Here’s Austin Murphy, in Sports Illustrated:
Local lore has it that the Muck, as this part of south-central Florida is known, produces so many fast football players because they grow up chasing rabbits. That’s an oversimplification. It’s not that they chase rabbits. It’s that they find it necessary to chase rabbits.
The estimated per capita income in Pahokee (pop. 6,598) and Belle Glade (pop. 16,681) is about $13,000. According to a study released in August by the Palm Beach County Economic Development Office, unemployment in the Glades region is running close to 40%. In these parts you can sell fresh-killed rabbits for two bucks apiece—$1.50 more if the animals are skinned and dressed. Or you can keep them and cook them yourself. When Florida coach Urban Meyer talks, as he often does, about loving players from the Glades because they’re “hungry,” he might be speaking literally.
“Hunting rabbits isn’t some hobby for a lot of people,” says Willie Jones, a former Raider who had a four-year career as an NFL offensive tackle. “It’s a way for you to eat.”
Here’s Eric Adelson, for ESPN.com’s Page 2:
So the kids learned how to face the fire, inhale the smoke and not turn away. They learned to stand downwind from the flames, squinting and coughing until it feels like their heads are melting, because that’s where the rabbits come out. They learned to wait for the tractors, watching for the last sliver of cane to crumple underneath the last thrasher blade, leaving the rabbits nowhere to hide. They learned how to outlast and outsmart their prey, to judge angles and ratchet up closing speed. They learned that a rabbit will dart at the last possible second, like a running back. They learned to dive into the muck, come up with nothing and dive again. And they learned to catch and hold onto something slick while running for more.
Except many of Likely’s teammates think it’s fake. They think it’s the stuff of legends, from a region that’s bred so many of them on the football field. But it’s not. It’s very real, and Likely takes pride in hailing from that world.
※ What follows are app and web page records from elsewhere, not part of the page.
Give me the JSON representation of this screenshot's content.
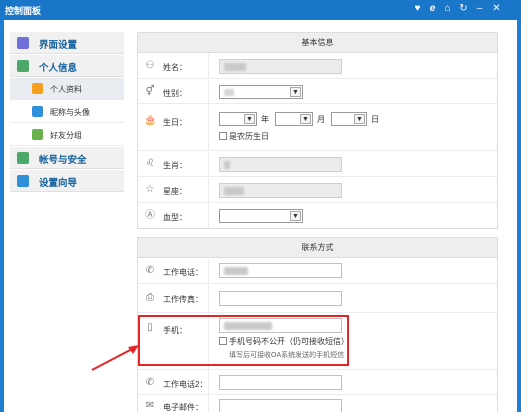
{
  "window": {
    "title": "控制面板",
    "controls": [
      "heart-icon",
      "ie-icon",
      "home-icon",
      "refresh-icon",
      "minimize-icon",
      "close-icon"
    ]
  },
  "sidebar": {
    "sections": [
      {
        "label": "界面设置",
        "icon": "palette-icon",
        "color": "#6f6fd8"
      },
      {
        "label": "个人信息",
        "icon": "person-icon",
        "color": "#4ba86a",
        "items": [
          {
            "label": "个人资料",
            "icon": "profile-card-icon",
            "color": "#f2a01e",
            "active": true
          },
          {
            "label": "昵称与头像",
            "icon": "avatar-icon",
            "color": "#2f8fd8"
          },
          {
            "label": "好友分组",
            "icon": "heart-icon",
            "color": "#6ab04c"
          }
        ]
      },
      {
        "label": "帐号与安全",
        "icon": "shield-icon",
        "color": "#4ba86a"
      },
      {
        "label": "设置向导",
        "icon": "wizard-icon",
        "color": "#2f8fd8"
      }
    ]
  },
  "basic": {
    "header": "基本信息",
    "name_label": "姓名：",
    "gender_label": "性别：",
    "birthday_label": "生日：",
    "year_unit": "年",
    "month_unit": "月",
    "day_unit": "日",
    "lunar_label": "是农历生日",
    "zodiac_label": "生肖：",
    "constellation_label": "星座：",
    "blood_label": "血型："
  },
  "contact": {
    "header": "联系方式",
    "work_phone_label": "工作电话：",
    "work_fax_label": "工作传真：",
    "mobile_label": "手机：",
    "mobile_private_label": "手机号码不公开（仍可接收短信）",
    "mobile_hint": "填写后可接收OA系统发送的手机短信",
    "work_phone2_label": "工作电话2：",
    "email_label": "电子邮件："
  },
  "colors": {
    "titlebar": "#1976c9",
    "annotation": "#e42626"
  }
}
“It’s a small town,” Likely said. “Ain’t too much to do but play football. That’s all we know. It’s a great opportunity to go to college and showcase our talents.”